Banking terminology can be confusing and many phrases sound interchangeable. While those living outside the US and Canada might not be familiar with transit numbers, they are an integral part of transferring money in North America. In this guide, we outline the definition of a transit number, how it is used by various financial institutions and in what context it may be required.
A bank transit number is a series of nine digits that identifies a specific financial institution. Each bank is issued an identifying transit number and, much like a serial number, this is how every financial institution is chartered. When sending and receiving money transfers between banks, the transit number will always be required, in order to move the money from A to B.
A transit number will always appear in the same format: nine numerical digits, without spaces or dashes, not to be confused with an IBAN or account number.
Each digit refers to different identifying factors used as recognition:
These are the same thing; transit number and routing number are synonymous terms. Both refer to the nine digit configuration which identifies your bank. Other names for transit numbers include:
Bank transit numbers have been used for over a century; established by the American Bankers Association as a way of facilitating and tracking transactions between different banks. Due to the technological advances made over the last 100 years, banking institutions now rely on computers to automate transactions. Despite the evolution of banking technology, transit numbers remain a crucial part of many banking processes.
These processes include money transfers such as direct deposits that use transit numbers to determine where the money is being deposited, and ACH and wire transfers which cannot be completed without a transit number. Considering how many thousands of commercial banks, investment banks, credit unions and brokerage firms offer financial services across North America, transit numbers are still a vital way of deciphering institutions.
Transit numbers are used by banks in the United States and Canada; however banks in the UK use a similar number system, known as a sort code.
Due to the size of the United States, certain institutions use different transit numbers to differentiate between the physical location of each bank. For this reason, you should familiarise yourself with your bank’s transit number before initiating any kind of money transfer.
Transit numbers are easily found: they will appear in your online banking account alongside your bank details, as well as listed on your bank’s website. You can also request the information by contacting your bank over the phone or in-person.
If you have a cheque book, the number can also be found in the bottom left corner of your cheques. The transit number is printed here so other banks can identify which bank the cheque was issued by.
The transit number refers to the bank and is not specific to your account. For example, you and your partner may both have active accounts with the same bank, which means your transit number will be the same, but your account numbers will be unique.
Over 100 years later, bank transit numbers continue to provide a quick and easy system for deciphering which banks are involved in a transaction. Be aware of the differences between transit numbers and account numbers: one refers to your banking institution and the other is unique to your personal bank account. Read our guide on how to find a routing number to learn more about the differences before making your money transfer.

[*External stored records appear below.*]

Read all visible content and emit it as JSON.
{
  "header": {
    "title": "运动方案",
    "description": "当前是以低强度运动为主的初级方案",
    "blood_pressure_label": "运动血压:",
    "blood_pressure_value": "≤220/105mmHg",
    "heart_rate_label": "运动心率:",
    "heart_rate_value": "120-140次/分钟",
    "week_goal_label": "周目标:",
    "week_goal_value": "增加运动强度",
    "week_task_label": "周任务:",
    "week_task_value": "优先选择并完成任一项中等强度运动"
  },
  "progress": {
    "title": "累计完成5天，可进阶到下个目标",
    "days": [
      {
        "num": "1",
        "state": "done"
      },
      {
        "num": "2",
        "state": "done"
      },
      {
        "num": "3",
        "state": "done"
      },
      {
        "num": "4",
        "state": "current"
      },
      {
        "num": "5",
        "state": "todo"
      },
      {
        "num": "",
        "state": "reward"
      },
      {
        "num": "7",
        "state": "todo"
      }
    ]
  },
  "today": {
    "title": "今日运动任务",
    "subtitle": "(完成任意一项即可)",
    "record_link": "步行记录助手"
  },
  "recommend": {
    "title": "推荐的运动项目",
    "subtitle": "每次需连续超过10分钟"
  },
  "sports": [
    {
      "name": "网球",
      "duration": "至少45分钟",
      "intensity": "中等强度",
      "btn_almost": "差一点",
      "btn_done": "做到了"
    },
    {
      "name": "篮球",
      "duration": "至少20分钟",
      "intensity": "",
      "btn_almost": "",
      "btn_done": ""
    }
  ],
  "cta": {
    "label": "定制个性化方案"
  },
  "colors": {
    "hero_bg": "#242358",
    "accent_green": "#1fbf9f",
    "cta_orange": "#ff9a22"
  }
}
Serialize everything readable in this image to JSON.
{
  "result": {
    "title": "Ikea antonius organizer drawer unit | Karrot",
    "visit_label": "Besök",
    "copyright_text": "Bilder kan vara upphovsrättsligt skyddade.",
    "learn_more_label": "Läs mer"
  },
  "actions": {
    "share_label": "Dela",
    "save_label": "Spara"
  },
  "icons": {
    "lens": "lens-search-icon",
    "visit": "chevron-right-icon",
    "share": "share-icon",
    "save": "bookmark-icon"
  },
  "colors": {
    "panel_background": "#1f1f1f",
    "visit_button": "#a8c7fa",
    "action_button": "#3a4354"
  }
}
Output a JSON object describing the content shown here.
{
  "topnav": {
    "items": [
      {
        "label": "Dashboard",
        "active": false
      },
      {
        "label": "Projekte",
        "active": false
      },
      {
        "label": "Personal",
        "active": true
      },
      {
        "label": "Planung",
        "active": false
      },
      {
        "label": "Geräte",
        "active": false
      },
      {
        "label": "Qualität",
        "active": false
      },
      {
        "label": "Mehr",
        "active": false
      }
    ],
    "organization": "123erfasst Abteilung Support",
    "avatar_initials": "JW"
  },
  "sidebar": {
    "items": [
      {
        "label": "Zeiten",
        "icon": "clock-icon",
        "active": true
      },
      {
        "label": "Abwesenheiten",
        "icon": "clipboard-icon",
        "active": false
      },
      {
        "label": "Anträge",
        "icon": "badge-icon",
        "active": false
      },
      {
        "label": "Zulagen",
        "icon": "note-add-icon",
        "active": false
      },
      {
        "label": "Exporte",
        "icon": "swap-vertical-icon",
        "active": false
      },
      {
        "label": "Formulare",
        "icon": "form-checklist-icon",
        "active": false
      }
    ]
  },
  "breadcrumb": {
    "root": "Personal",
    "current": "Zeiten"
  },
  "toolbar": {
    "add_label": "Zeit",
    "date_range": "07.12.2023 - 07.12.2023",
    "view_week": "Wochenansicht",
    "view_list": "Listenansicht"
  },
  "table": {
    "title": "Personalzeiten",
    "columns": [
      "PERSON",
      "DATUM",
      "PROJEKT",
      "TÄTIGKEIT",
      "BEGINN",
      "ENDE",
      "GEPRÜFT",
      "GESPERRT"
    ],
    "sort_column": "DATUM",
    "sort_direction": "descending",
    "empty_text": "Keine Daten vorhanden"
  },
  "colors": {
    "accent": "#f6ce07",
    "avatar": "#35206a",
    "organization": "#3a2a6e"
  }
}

April is a trained journalist and the Content Editor for MoneyTransfers.com. She has 10 years experience writing about a diverse range of subjects, from financial services to arts and entertainment. When she’s not writing about global remittances she can be found daydreaming about her next holiday abroad.